      • Vitamin B12

      B vitamins help create energy in cells. Having a deficiency in B vitamins can cause fatigue. Older adults, vegetarians, vegans, and those with GI disorders may be at higher risk of a vitamin B-12 deficiency, as it is only in animal products or fortified foods. A B-12 deficiency can cause anemia, making people feel low in energy. Ask a doctor about a potential deficiency and maintaining good levels of vitamin B-12 may help a person treat low energy that is due to a deficiency.

      • Melatonin

      Melatonin is a natural hormone that plays a role in sleep. It’s produced and released depending on the time of day rising in the evening and falling in the morning. Chronic insomnia can make you constantly tired and low on energy. Symptoms include difficulty falling asleep or staying asleep, waking up too early and poor sleep quality. For people with chronic fatigue syndrome, melatonin supplements Melatonin supplements appear to be safe. What’s more, they do not cause your body to produce less melatonin and are not associated with withdrawal or dependence have been shown to improve concentration and energy while reducing fatigue. 

      • L-theanine

      L-theanine is a naturally occurring amino acid in tea. Combining L-theanine with caffeine may help increase energy and cognitive performance. It is thought to promote relaxation without increasing drowsiness. Collectively, these results suggest that adding L-theanine can help you get the same energy-boosting benefits from caffeine without the unwanted. While L-theanine is tolerated well, it’s recommended to limit your caffeine intake to less than 400 mg per day. This is equivalent to 3–5 cups of coffee

      Disclaimer

      Vitamins and supplements can cause mild side effects in some people. If a person experiences any severe side effects from supplements, they should stop using them straight away and see a doctor. Some supplements can interact with certain medications. If a person is taking medications for an existing health condition, it is best to speak to a doctor or pharmacist about possible interactions before taking a supplement. Women who are pregnant or breastfeeding should also speak to a doctor before taking any new supplements.
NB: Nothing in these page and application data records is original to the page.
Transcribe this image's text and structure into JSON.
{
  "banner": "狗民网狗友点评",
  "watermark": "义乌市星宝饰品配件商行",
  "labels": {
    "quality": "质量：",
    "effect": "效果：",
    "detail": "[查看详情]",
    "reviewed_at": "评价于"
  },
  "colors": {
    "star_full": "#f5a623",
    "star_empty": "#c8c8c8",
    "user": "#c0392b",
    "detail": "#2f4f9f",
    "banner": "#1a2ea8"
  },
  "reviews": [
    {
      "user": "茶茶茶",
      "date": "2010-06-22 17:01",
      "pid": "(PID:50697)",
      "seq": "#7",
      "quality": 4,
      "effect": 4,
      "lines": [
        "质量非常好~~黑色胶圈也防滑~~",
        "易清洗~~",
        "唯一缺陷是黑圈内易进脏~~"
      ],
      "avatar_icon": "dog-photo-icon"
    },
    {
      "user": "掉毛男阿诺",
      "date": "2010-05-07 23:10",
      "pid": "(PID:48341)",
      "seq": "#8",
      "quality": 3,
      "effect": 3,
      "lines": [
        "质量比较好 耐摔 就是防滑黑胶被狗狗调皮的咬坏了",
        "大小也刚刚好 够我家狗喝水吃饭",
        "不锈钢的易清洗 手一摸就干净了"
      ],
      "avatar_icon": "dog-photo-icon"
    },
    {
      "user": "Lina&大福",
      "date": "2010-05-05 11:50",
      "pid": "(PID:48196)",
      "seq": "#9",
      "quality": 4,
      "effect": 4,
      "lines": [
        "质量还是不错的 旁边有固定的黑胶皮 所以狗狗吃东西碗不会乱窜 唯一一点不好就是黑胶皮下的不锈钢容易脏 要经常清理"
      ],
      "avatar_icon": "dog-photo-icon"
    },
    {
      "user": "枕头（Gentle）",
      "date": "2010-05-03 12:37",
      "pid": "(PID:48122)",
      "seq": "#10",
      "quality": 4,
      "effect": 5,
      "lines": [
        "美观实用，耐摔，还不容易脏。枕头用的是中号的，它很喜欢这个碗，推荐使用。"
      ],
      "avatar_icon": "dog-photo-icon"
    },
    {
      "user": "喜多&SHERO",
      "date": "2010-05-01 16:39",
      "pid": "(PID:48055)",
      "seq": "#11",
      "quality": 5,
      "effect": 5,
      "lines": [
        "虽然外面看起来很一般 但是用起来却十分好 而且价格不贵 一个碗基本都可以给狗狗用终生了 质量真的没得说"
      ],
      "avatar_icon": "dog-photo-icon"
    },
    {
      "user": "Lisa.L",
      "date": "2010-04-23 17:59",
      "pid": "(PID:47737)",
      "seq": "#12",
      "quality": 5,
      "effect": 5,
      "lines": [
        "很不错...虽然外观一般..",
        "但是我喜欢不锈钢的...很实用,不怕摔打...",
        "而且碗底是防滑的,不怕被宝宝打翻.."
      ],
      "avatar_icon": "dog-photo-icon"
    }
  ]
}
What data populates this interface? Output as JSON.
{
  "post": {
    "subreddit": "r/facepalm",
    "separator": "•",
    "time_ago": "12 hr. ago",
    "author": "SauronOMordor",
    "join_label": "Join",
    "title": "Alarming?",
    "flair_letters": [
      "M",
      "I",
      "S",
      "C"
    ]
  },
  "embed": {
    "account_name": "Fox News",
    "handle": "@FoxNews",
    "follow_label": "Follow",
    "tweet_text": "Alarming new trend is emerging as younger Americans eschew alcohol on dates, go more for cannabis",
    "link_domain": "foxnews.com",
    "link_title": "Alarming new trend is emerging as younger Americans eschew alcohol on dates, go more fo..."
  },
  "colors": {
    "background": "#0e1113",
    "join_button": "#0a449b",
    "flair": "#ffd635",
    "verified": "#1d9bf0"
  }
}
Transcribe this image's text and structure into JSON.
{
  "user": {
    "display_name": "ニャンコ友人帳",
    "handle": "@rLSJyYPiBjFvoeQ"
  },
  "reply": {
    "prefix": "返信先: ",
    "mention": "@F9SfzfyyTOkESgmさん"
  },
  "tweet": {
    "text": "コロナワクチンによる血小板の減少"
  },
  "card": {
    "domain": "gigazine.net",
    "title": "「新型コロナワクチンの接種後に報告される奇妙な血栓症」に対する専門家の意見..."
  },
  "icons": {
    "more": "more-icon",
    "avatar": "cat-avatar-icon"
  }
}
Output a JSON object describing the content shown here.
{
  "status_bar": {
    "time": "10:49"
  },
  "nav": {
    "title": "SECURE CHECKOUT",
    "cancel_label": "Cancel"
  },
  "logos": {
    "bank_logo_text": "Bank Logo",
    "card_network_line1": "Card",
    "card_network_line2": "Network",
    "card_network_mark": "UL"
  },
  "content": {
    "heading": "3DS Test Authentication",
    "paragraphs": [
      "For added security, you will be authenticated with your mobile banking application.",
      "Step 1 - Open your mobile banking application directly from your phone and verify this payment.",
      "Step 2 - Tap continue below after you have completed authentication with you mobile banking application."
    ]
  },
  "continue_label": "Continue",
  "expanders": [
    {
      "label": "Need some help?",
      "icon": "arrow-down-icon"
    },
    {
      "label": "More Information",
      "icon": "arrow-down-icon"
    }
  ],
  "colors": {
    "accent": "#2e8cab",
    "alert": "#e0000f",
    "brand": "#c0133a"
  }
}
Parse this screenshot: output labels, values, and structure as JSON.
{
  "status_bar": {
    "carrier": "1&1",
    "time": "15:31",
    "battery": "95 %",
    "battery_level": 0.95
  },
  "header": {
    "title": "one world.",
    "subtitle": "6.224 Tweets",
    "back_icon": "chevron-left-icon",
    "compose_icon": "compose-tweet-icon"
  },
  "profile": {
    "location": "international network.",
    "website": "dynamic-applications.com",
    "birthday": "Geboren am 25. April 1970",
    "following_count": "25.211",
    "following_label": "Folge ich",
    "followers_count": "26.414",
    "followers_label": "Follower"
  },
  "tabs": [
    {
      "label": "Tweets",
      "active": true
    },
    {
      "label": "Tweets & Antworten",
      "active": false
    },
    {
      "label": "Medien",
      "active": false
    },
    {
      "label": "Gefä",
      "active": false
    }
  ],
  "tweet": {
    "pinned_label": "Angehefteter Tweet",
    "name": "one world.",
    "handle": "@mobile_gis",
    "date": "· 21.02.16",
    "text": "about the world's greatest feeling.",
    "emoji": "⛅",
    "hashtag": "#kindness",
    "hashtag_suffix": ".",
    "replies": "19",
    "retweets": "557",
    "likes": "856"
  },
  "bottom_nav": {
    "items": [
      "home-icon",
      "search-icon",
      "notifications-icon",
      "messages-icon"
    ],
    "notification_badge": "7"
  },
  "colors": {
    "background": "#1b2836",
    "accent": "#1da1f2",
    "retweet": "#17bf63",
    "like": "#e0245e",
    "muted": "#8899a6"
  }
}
      Data in this article credited to: health.clevelandclinic.org, medicalnewstoday.com, cnet.com, fullscript.com, alzheimers.net, medicinenet.com, and healthline.com